BEGIN Data listing

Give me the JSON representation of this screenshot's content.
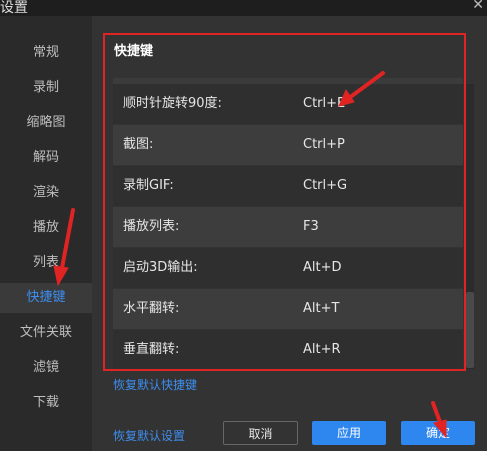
{
  "window": {
    "title": "设置",
    "close_icon": "close-icon"
  },
  "sidebar": {
    "items": [
      {
        "label": "常规",
        "active": false
      },
      {
        "label": "录制",
        "active": false
      },
      {
        "label": "缩略图",
        "active": false
      },
      {
        "label": "解码",
        "active": false
      },
      {
        "label": "渲染",
        "active": false
      },
      {
        "label": "播放",
        "active": false
      },
      {
        "label": "列表",
        "active": false
      },
      {
        "label": "快捷键",
        "active": true
      },
      {
        "label": "文件关联",
        "active": false
      },
      {
        "label": "滤镜",
        "active": false
      },
      {
        "label": "下载",
        "active": false
      }
    ]
  },
  "shortcuts": {
    "title": "快捷键",
    "rows": [
      {
        "name": "顺时针旋转90度:",
        "key": "Ctrl+E"
      },
      {
        "name": "截图:",
        "key": "Ctrl+P"
      },
      {
        "name": "录制GIF:",
        "key": "Ctrl+G"
      },
      {
        "name": "播放列表:",
        "key": "F3"
      },
      {
        "name": "启动3D输出:",
        "key": "Alt+D"
      },
      {
        "name": "水平翻转:",
        "key": "Alt+T"
      },
      {
        "name": "垂直翻转:",
        "key": "Alt+R"
      }
    ],
    "restore_shortcuts_link": "恢复默认快捷键"
  },
  "footer": {
    "restore_defaults_link": "恢复默认设置",
    "cancel_label": "取消",
    "apply_label": "应用",
    "ok_label": "确定"
  },
  "colors": {
    "accent": "#2e86ef",
    "highlight_box": "#e02424",
    "annotation_arrow": "#e02424"
  }
}
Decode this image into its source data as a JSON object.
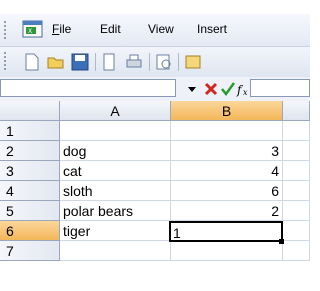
{
  "menu": {
    "items": [
      {
        "label": "File"
      },
      {
        "label": "Edit"
      },
      {
        "label": "View"
      },
      {
        "label": "Insert"
      }
    ]
  },
  "formula_bar": {
    "namebox_value": "",
    "formula_value": ""
  },
  "grid": {
    "columns": [
      "A",
      "B"
    ],
    "rows": [
      {
        "num": "1",
        "a": "",
        "b": ""
      },
      {
        "num": "2",
        "a": "dog",
        "b": "3"
      },
      {
        "num": "3",
        "a": "cat",
        "b": "4"
      },
      {
        "num": "4",
        "a": "sloth",
        "b": "6"
      },
      {
        "num": "5",
        "a": "polar bears",
        "b": "2"
      },
      {
        "num": "6",
        "a": "tiger",
        "b": "1"
      },
      {
        "num": "7",
        "a": "",
        "b": ""
      }
    ],
    "active_cell": "B6"
  },
  "colors": {
    "active_header": "#f4b65a",
    "gridline": "#d0d7e5",
    "cancel_red": "#d0281e",
    "enter_green": "#2a9a2a"
  }
}
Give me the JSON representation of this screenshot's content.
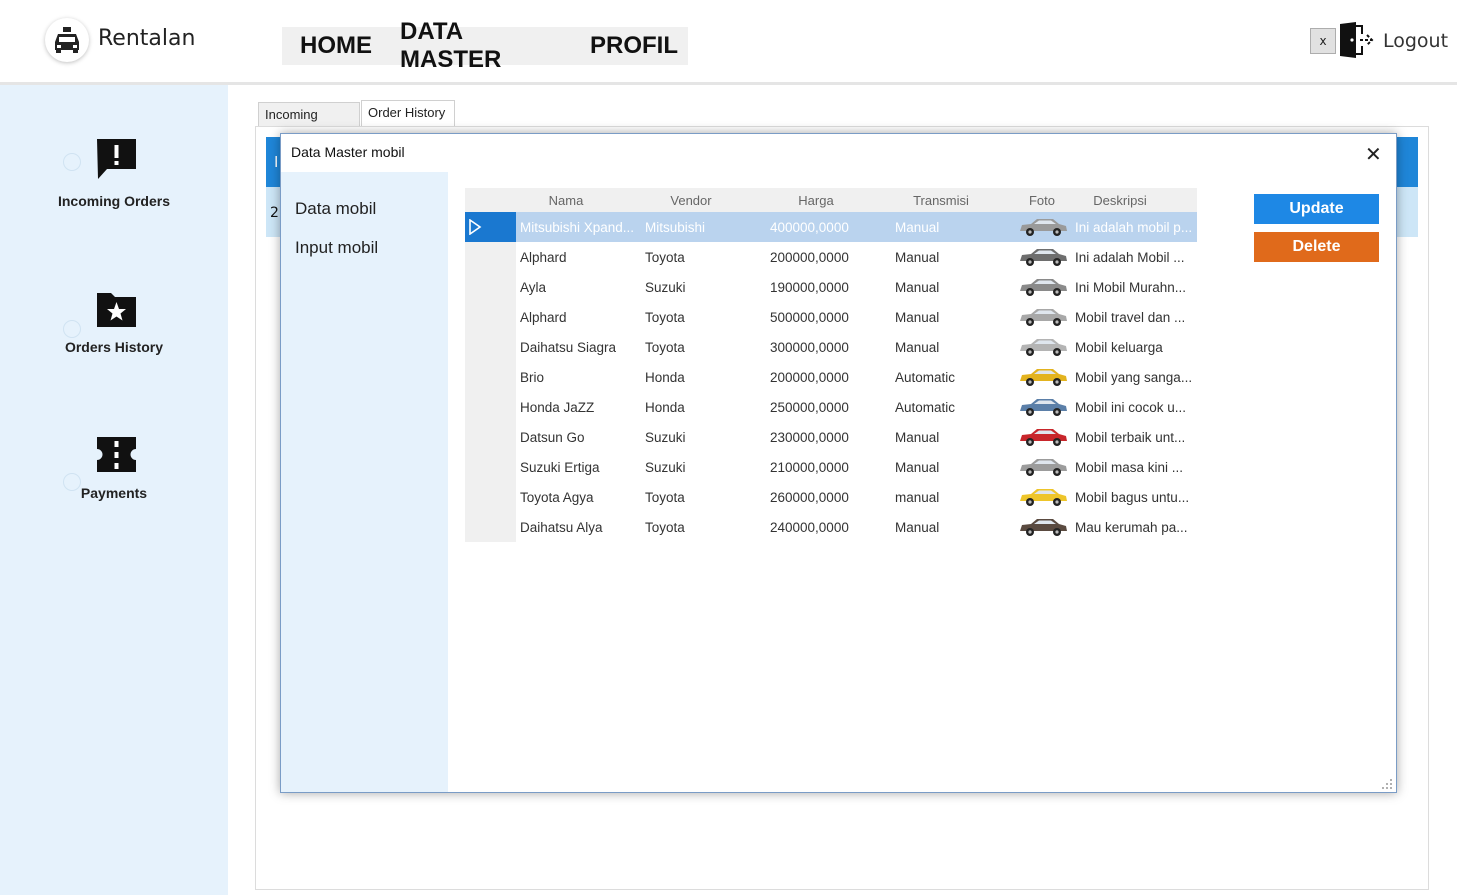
{
  "app": {
    "brand": "Rentalan"
  },
  "nav": {
    "items": [
      "HOME",
      "DATA MASTER",
      "PROFIL"
    ]
  },
  "header": {
    "close_label": "x",
    "logout_label": "Logout"
  },
  "sidebar": {
    "items": [
      {
        "label": "Incoming Orders",
        "icon": "alert-message-icon"
      },
      {
        "label": "Orders History",
        "icon": "star-folder-icon"
      },
      {
        "label": "Payments",
        "icon": "ticket-icon"
      }
    ]
  },
  "main": {
    "tabs": [
      "Incoming Order",
      "Order History"
    ],
    "active_tab": "Order History",
    "peek_header": "I",
    "peek_row": "2:"
  },
  "dialog": {
    "title": "Data Master mobil",
    "close_glyph": "✕",
    "menu": [
      "Data mobil",
      "Input mobil"
    ],
    "columns": [
      "Nama",
      "Vendor",
      "Harga",
      "Transmisi",
      "Foto",
      "Deskripsi"
    ],
    "rows": [
      {
        "nama": "Mitsubishi Xpand...",
        "vendor": "Mitsubishi",
        "harga": "400000,0000",
        "transmisi": "Manual",
        "foto_color": "#9a9a9a",
        "deskripsi": "Ini adalah mobil p...",
        "selected": true
      },
      {
        "nama": "Alphard",
        "vendor": "Toyota",
        "harga": "200000,0000",
        "transmisi": "Manual",
        "foto_color": "#6e6e6e",
        "deskripsi": "Ini adalah Mobil ..."
      },
      {
        "nama": "Ayla",
        "vendor": "Suzuki",
        "harga": "190000,0000",
        "transmisi": "Manual",
        "foto_color": "#8a8a8a",
        "deskripsi": "Ini Mobil Murahn..."
      },
      {
        "nama": "Alphard",
        "vendor": "Toyota",
        "harga": "500000,0000",
        "transmisi": "Manual",
        "foto_color": "#a8a8a8",
        "deskripsi": "Mobil travel dan ..."
      },
      {
        "nama": "Daihatsu Siagra",
        "vendor": "Toyota",
        "harga": "300000,0000",
        "transmisi": "Manual",
        "foto_color": "#b4b4b4",
        "deskripsi": "Mobil keluarga"
      },
      {
        "nama": "Brio",
        "vendor": "Honda",
        "harga": "200000,0000",
        "transmisi": "Automatic",
        "foto_color": "#e3b31f",
        "deskripsi": "Mobil yang sanga..."
      },
      {
        "nama": "Honda JaZZ",
        "vendor": "Honda",
        "harga": "250000,0000",
        "transmisi": "Automatic",
        "foto_color": "#5b7fa8",
        "deskripsi": "Mobil ini cocok u..."
      },
      {
        "nama": "Datsun Go",
        "vendor": "Suzuki",
        "harga": "230000,0000",
        "transmisi": "Manual",
        "foto_color": "#c8262b",
        "deskripsi": "Mobil terbaik unt..."
      },
      {
        "nama": "Suzuki Ertiga",
        "vendor": "Suzuki",
        "harga": "210000,0000",
        "transmisi": "Manual",
        "foto_color": "#9c9c9c",
        "deskripsi": "Mobil masa kini ..."
      },
      {
        "nama": "Toyota Agya",
        "vendor": "Toyota",
        "harga": "260000,0000",
        "transmisi": "manual",
        "foto_color": "#eec52a",
        "deskripsi": "Mobil bagus untu..."
      },
      {
        "nama": "Daihatsu Alya",
        "vendor": "Toyota",
        "harga": "240000,0000",
        "transmisi": "Manual",
        "foto_color": "#5a4a40",
        "deskripsi": "Mau kerumah pa..."
      }
    ],
    "update_label": "Update",
    "delete_label": "Delete",
    "colors": {
      "update": "#1e88e5",
      "delete": "#e06a1b",
      "selected_row": "#bad3ee",
      "row_header_selected": "#1a78d0"
    }
  }
}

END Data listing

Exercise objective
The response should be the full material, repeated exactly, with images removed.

Solution below
Give me the JSON representation of this screenshot's content.
{
  "window": {
    "title": "设置",
    "close_icon": "close-icon"
  },
  "sidebar": {
    "items": [
      {
        "label": "常规",
        "active": false
      },
      {
        "label": "录制",
        "active": false
      },
      {
        "label": "缩略图",
        "active": false
      },
      {
        "label": "解码",
        "active": false
      },
      {
        "label": "渲染",
        "active": false
      },
      {
        "label": "播放",
        "active": false
      },
      {
        "label": "列表",
        "active": false
      },
      {
        "label": "快捷键",
        "active": true
      },
      {
        "label": "文件关联",
        "active": false
      },
      {
        "label": "滤镜",
        "active": false
      },
      {
        "label": "下载",
        "active": false
      }
    ]
  },
  "shortcuts": {
    "title": "快捷键",
    "rows": [
      {
        "name": "顺时针旋转90度:",
        "key": "Ctrl+E"
      },
      {
        "name": "截图:",
        "key": "Ctrl+P"
      },
      {
        "name": "录制GIF:",
        "key": "Ctrl+G"
      },
      {
        "name": "播放列表:",
        "key": "F3"
      },
      {
        "name": "启动3D输出:",
        "key": "Alt+D"
      },
      {
        "name": "水平翻转:",
        "key": "Alt+T"
      },
      {
        "name": "垂直翻转:",
        "key": "Alt+R"
      }
    ],
    "restore_shortcuts_link": "恢复默认快捷键"
  },
  "footer": {
    "restore_defaults_link": "恢复默认设置",
    "cancel_label": "取消",
    "apply_label": "应用",
    "ok_label": "确定"
  },
  "colors": {
    "accent": "#2e86ef",
    "highlight_box": "#e02424",
    "annotation_arrow": "#e02424"
  }
}
Decode this image into its source data as a JSON object.
{
  "menu": {
    "items": [
      {
        "label": "File"
      },
      {
        "label": "Edit"
      },
      {
        "label": "View"
      },
      {
        "label": "Insert"
      }
    ]
  },
  "formula_bar": {
    "namebox_value": "",
    "formula_value": ""
  },
  "grid": {
    "columns": [
      "A",
      "B"
    ],
    "rows": [
      {
        "num": "1",
        "a": "",
        "b": ""
      },
      {
        "num": "2",
        "a": "dog",
        "b": "3"
      },
      {
        "num": "3",
        "a": "cat",
        "b": "4"
      },
      {
        "num": "4",
        "a": "sloth",
        "b": "6"
      },
      {
        "num": "5",
        "a": "polar bears",
        "b": "2"
      },
      {
        "num": "6",
        "a": "tiger",
        "b": "1"
      },
      {
        "num": "7",
        "a": "",
        "b": ""
      }
    ],
    "active_cell": "B6"
  },
  "colors": {
    "active_header": "#f4b65a",
    "gridline": "#d0d7e5",
    "cancel_red": "#d0281e",
    "enter_green": "#2a9a2a"
  }
}
Give me the JSON representation of this screenshot's content.
{
  "app": {
    "brand": "Rentalan"
  },
  "nav": {
    "items": [
      "HOME",
      "DATA MASTER",
      "PROFIL"
    ]
  },
  "header": {
    "close_label": "x",
    "logout_label": "Logout"
  },
  "sidebar": {
    "items": [
      {
        "label": "Incoming Orders",
        "icon": "alert-message-icon"
      },
      {
        "label": "Orders History",
        "icon": "star-folder-icon"
      },
      {
        "label": "Payments",
        "icon": "ticket-icon"
      }
    ]
  },
  "main": {
    "tabs": [
      "Incoming Order",
      "Order History"
    ],
    "active_tab": "Order History",
    "peek_header": "I",
    "peek_row": "2:"
  },
  "dialog": {
    "title": "Data Master mobil",
    "close_glyph": "✕",
    "menu": [
      "Data mobil",
      "Input mobil"
    ],
    "columns": [
      "Nama",
      "Vendor",
      "Harga",
      "Transmisi",
      "Foto",
      "Deskripsi"
    ],
    "rows": [
      {
        "nama": "Mitsubishi Xpand...",
        "vendor": "Mitsubishi",
        "harga": "400000,0000",
        "transmisi": "Manual",
        "foto_color": "#9a9a9a",
        "deskripsi": "Ini adalah mobil p...",
        "selected": true
      },
      {
        "nama": "Alphard",
        "vendor": "Toyota",
        "harga": "200000,0000",
        "transmisi": "Manual",
        "foto_color": "#6e6e6e",
        "deskripsi": "Ini adalah Mobil ..."
      },
      {
        "nama": "Ayla",
        "vendor": "Suzuki",
        "harga": "190000,0000",
        "transmisi": "Manual",
        "foto_color": "#8a8a8a",
        "deskripsi": "Ini Mobil Murahn..."
      },
      {
        "nama": "Alphard",
        "vendor": "Toyota",
        "harga": "500000,0000",
        "transmisi": "Manual",
        "foto_color": "#a8a8a8",
        "deskripsi": "Mobil travel dan ..."
      },
      {
        "nama": "Daihatsu Siagra",
        "vendor": "Toyota",
        "harga": "300000,0000",
        "transmisi": "Manual",
        "foto_color": "#b4b4b4",
        "deskripsi": "Mobil keluarga"
      },
      {
        "nama": "Brio",
        "vendor": "Honda",
        "harga": "200000,0000",
        "transmisi": "Automatic",
        "foto_color": "#e3b31f",
        "deskripsi": "Mobil yang sanga..."
      },
      {
        "nama": "Honda JaZZ",
        "vendor": "Honda",
        "harga": "250000,0000",
        "transmisi": "Automatic",
        "foto_color": "#5b7fa8",
        "deskripsi": "Mobil ini cocok u..."
      },
      {
        "nama": "Datsun Go",
        "vendor": "Suzuki",
        "harga": "230000,0000",
        "transmisi": "Manual",
        "foto_color": "#c8262b",
        "deskripsi": "Mobil terbaik unt..."
      },
      {
        "nama": "Suzuki Ertiga",
        "vendor": "Suzuki",
        "harga": "210000,0000",
        "transmisi": "Manual",
        "foto_color": "#9c9c9c",
        "deskripsi": "Mobil masa kini ..."
      },
      {
        "nama": "Toyota Agya",
        "vendor": "Toyota",
        "harga": "260000,0000",
        "transmisi": "manual",
        "foto_color": "#eec52a",
        "deskripsi": "Mobil bagus untu..."
      },
      {
        "nama": "Daihatsu Alya",
        "vendor": "Toyota",
        "harga": "240000,0000",
        "transmisi": "Manual",
        "foto_color": "#5a4a40",
        "deskripsi": "Mau kerumah pa..."
      }
    ],
    "update_label": "Update",
    "delete_label": "Delete",
    "colors": {
      "update": "#1e88e5",
      "delete": "#e06a1b",
      "selected_row": "#bad3ee",
      "row_header_selected": "#1a78d0"
    }
  }
}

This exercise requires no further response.